National Geographic

Christine Dell'Amore, environment writer/editor for National Geographic News, has reported from six continents, including Antarctica. She has also written for Smithsonian magazine and the Washington Post. Christine holds a masters degree in journalism with a specialty in environmental reporting from the University of Colorado at Boulder. Her book, South Pole, was published in 2012.

Why Do Zebras Have Stripes? New Study Offers Strong Evidence

The zebra’s stripes evolved to keep pesky insects at bay, according to the most thorough study to date on the subject.

Your Hamster May Have Surprising Origins

Hamsters weren’t always spinning on the wheel: There are 26 species of wild hamster, including the Syrian, which was first found near the city of Aleppo.

Clintons Say to End Ivory Trade, Everyone Needs to Act

The ivory trade is an “ecological and moral disaster” that requires businesses and consumers to take up the fight, Hillary Rodham Clinton and Chelsea Clinton argued in a joint op-ed published February 23 in the Financial Times.

Spiky Baby Killers: Echidna Secrets Revealed

An egg-laying, spiny mammal with a four-headed penis is already pretty bizarre, but it turns out short-beaked echidnas are even stranger than we thought.

Ten Weirdest Animal Stories of 2013

A hot-pink slug, a Pinocchio lizard, and a troll-haired bug are among our editor’s picks for 2013′s weirdest animal discoveries.

Five Surprising New Bat Species Found in Africa

Tiny mammals split off from other species three million years ago, study says.

Exclusive Video: World’s Biggest Pig Revealed

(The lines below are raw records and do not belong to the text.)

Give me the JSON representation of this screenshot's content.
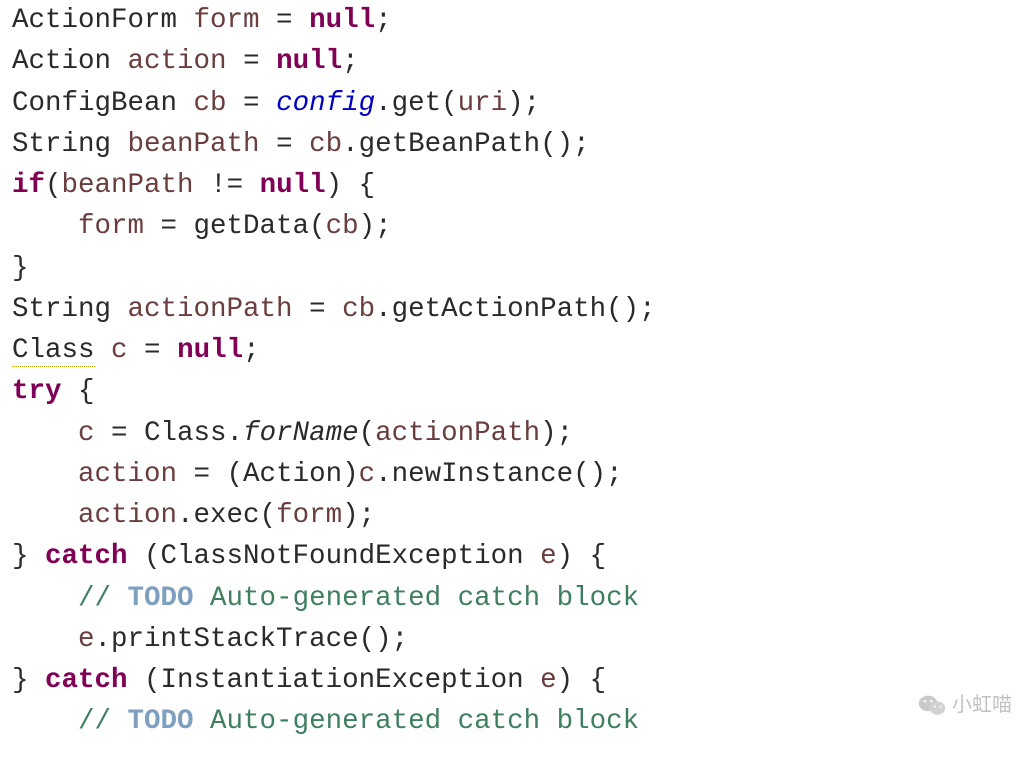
{
  "code": {
    "lines": [
      [
        {
          "t": "ActionForm ",
          "c": "txt"
        },
        {
          "t": "form",
          "c": "par"
        },
        {
          "t": " = ",
          "c": "txt"
        },
        {
          "t": "null",
          "c": "kw"
        },
        {
          "t": ";",
          "c": "txt"
        }
      ],
      [
        {
          "t": "Action ",
          "c": "txt"
        },
        {
          "t": "action",
          "c": "par"
        },
        {
          "t": " = ",
          "c": "txt"
        },
        {
          "t": "null",
          "c": "kw"
        },
        {
          "t": ";",
          "c": "txt"
        }
      ],
      [
        {
          "t": "ConfigBean ",
          "c": "txt"
        },
        {
          "t": "cb",
          "c": "par"
        },
        {
          "t": " = ",
          "c": "txt"
        },
        {
          "t": "config",
          "c": "fld"
        },
        {
          "t": ".get(",
          "c": "txt"
        },
        {
          "t": "uri",
          "c": "par"
        },
        {
          "t": ");",
          "c": "txt"
        }
      ],
      [
        {
          "t": "String ",
          "c": "txt"
        },
        {
          "t": "beanPath",
          "c": "par"
        },
        {
          "t": " = ",
          "c": "txt"
        },
        {
          "t": "cb",
          "c": "par"
        },
        {
          "t": ".getBeanPath();",
          "c": "txt"
        }
      ],
      [
        {
          "t": "if",
          "c": "kw"
        },
        {
          "t": "(",
          "c": "txt"
        },
        {
          "t": "beanPath",
          "c": "par"
        },
        {
          "t": " != ",
          "c": "txt"
        },
        {
          "t": "null",
          "c": "kw"
        },
        {
          "t": ") {",
          "c": "txt"
        }
      ],
      [
        {
          "t": "    ",
          "c": "txt"
        },
        {
          "t": "form",
          "c": "par"
        },
        {
          "t": " = getData(",
          "c": "txt"
        },
        {
          "t": "cb",
          "c": "par"
        },
        {
          "t": ");",
          "c": "txt"
        }
      ],
      [
        {
          "t": "}",
          "c": "txt"
        }
      ],
      [
        {
          "t": "String ",
          "c": "txt"
        },
        {
          "t": "actionPath",
          "c": "par"
        },
        {
          "t": " = ",
          "c": "txt"
        },
        {
          "t": "cb",
          "c": "par"
        },
        {
          "t": ".getActionPath();",
          "c": "txt"
        }
      ],
      [
        {
          "t": "Class",
          "c": "txt warn"
        },
        {
          "t": " ",
          "c": "txt"
        },
        {
          "t": "c",
          "c": "par"
        },
        {
          "t": " = ",
          "c": "txt"
        },
        {
          "t": "null",
          "c": "kw"
        },
        {
          "t": ";",
          "c": "txt"
        }
      ],
      [
        {
          "t": "try",
          "c": "kw"
        },
        {
          "t": " {",
          "c": "txt"
        }
      ],
      [
        {
          "t": "    ",
          "c": "txt"
        },
        {
          "t": "c",
          "c": "par"
        },
        {
          "t": " = Class.",
          "c": "txt"
        },
        {
          "t": "forName",
          "c": "sti"
        },
        {
          "t": "(",
          "c": "txt"
        },
        {
          "t": "actionPath",
          "c": "par"
        },
        {
          "t": ");",
          "c": "txt"
        }
      ],
      [
        {
          "t": "    ",
          "c": "txt"
        },
        {
          "t": "action",
          "c": "par"
        },
        {
          "t": " = (Action)",
          "c": "txt"
        },
        {
          "t": "c",
          "c": "par"
        },
        {
          "t": ".newInstance();",
          "c": "txt"
        }
      ],
      [
        {
          "t": "    ",
          "c": "txt"
        },
        {
          "t": "action",
          "c": "par"
        },
        {
          "t": ".exec(",
          "c": "txt"
        },
        {
          "t": "form",
          "c": "par"
        },
        {
          "t": ");",
          "c": "txt"
        }
      ],
      [
        {
          "t": "} ",
          "c": "txt"
        },
        {
          "t": "catch",
          "c": "kw"
        },
        {
          "t": " (ClassNotFoundException ",
          "c": "txt"
        },
        {
          "t": "e",
          "c": "par"
        },
        {
          "t": ") {",
          "c": "txt"
        }
      ],
      [
        {
          "t": "    ",
          "c": "txt"
        },
        {
          "t": "// ",
          "c": "cmt"
        },
        {
          "t": "TODO",
          "c": "todo"
        },
        {
          "t": " Auto-generated catch block",
          "c": "cmt"
        }
      ],
      [
        {
          "t": "    ",
          "c": "txt"
        },
        {
          "t": "e",
          "c": "par"
        },
        {
          "t": ".printStackTrace();",
          "c": "txt"
        }
      ],
      [
        {
          "t": "} ",
          "c": "txt"
        },
        {
          "t": "catch",
          "c": "kw"
        },
        {
          "t": " (InstantiationException ",
          "c": "txt"
        },
        {
          "t": "e",
          "c": "par"
        },
        {
          "t": ") {",
          "c": "txt"
        }
      ],
      [
        {
          "t": "    ",
          "c": "txt"
        },
        {
          "t": "// ",
          "c": "cmt"
        },
        {
          "t": "TODO",
          "c": "todo"
        },
        {
          "t": " Auto-generated catch block",
          "c": "cmt"
        }
      ]
    ]
  },
  "watermark": {
    "text": "小虹喵"
  }
}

Meet the giant forest hog, which at 600 pounds (275 kilograms) brings home the record-setting bacon as the world’s biggest pig.

“Chupacabra” Sighting: Truth Behind the Mythical Beasts

People in Mississippi have spotted a “chupacabra”—get the facts behind these mythical monsters.

Cute Pictures: Baby Olinguito Found in Colombia

Cute new pictures of baby olinguitos—a new mammal recently discovered in South America—have emerged.

Dung Beetles Gallop—Mystery Gait is a First Among Insects

The desert dwellers are the first known insects to gallop, a radically different gait from the three million other insects on Earth, a new study says.

Camera Trap Pictures: Rare Badgers, Mongooses Spotted in Gabon

Honey badgers, mongooses, civets, and other small carnivores roam Gabon’s forests, according to the first such survey of its kind.

14 Baby Pandas in Crib: Why Breed Them?

The Web’s cuteness quotient has skyrocketed with pictures of a crib full of baby pandas—but why do we breed them?

Surprising Photo: Toad Eats Bat

A rare photo shows a cane toad with a bat in its mouth in Peru—find out if the bat got away.

4 Weird Legless Lizard Species Found

Four new species of legless lizard have emerged from a railroad track, vacant city lots, oilfields, and even an airport runway, a new study says.

Penis Fossils Show How Extinct Bear Mated

Penis bones offer the first hard evidence of how an extinct species of bear lived and mated, a new study says.